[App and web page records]
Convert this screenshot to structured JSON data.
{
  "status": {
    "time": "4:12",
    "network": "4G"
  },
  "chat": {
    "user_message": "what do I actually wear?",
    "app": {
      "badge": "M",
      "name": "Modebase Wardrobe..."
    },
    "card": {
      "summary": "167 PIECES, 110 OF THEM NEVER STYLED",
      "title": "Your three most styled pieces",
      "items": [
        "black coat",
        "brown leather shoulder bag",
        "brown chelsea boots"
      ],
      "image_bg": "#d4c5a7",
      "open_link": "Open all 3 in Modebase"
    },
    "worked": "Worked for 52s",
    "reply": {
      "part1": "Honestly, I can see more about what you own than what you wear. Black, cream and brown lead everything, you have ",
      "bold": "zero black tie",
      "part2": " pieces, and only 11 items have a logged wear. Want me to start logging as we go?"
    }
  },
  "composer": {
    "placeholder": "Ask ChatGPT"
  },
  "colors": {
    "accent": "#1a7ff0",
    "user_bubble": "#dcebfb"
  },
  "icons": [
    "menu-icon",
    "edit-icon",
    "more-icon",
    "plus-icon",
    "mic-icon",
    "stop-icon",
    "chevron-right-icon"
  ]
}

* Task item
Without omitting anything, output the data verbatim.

* Answer box
Convert this screenshot to structured JSON data.
{
  "status": {
    "time": "4:12",
    "network": "4G"
  },
  "chat": {
    "user_message": "what do I actually wear?",
    "app": {
      "badge": "M",
      "name": "Modebase Wardrobe..."
    },
    "card": {
      "summary": "167 PIECES, 110 OF THEM NEVER STYLED",
      "title": "Your three most styled pieces",
      "items": [
        "black coat",
        "brown leather shoulder bag",
        "brown chelsea boots"
      ],
      "image_bg": "#d4c5a7",
      "open_link": "Open all 3 in Modebase"
    },
    "worked": "Worked for 52s",
    "reply": {
      "part1": "Honestly, I can see more about what you own than what you wear. Black, cream and brown lead everything, you have ",
      "bold": "zero black tie",
      "part2": " pieces, and only 11 items have a logged wear. Want me to start logging as we go?"
    }
  },
  "composer": {
    "placeholder": "Ask ChatGPT"
  },
  "colors": {
    "accent": "#1a7ff0",
    "user_bubble": "#dcebfb"
  },
  "icons": [
    "menu-icon",
    "edit-icon",
    "more-icon",
    "plus-icon",
    "mic-icon",
    "stop-icon",
    "chevron-right-icon"
  ]
}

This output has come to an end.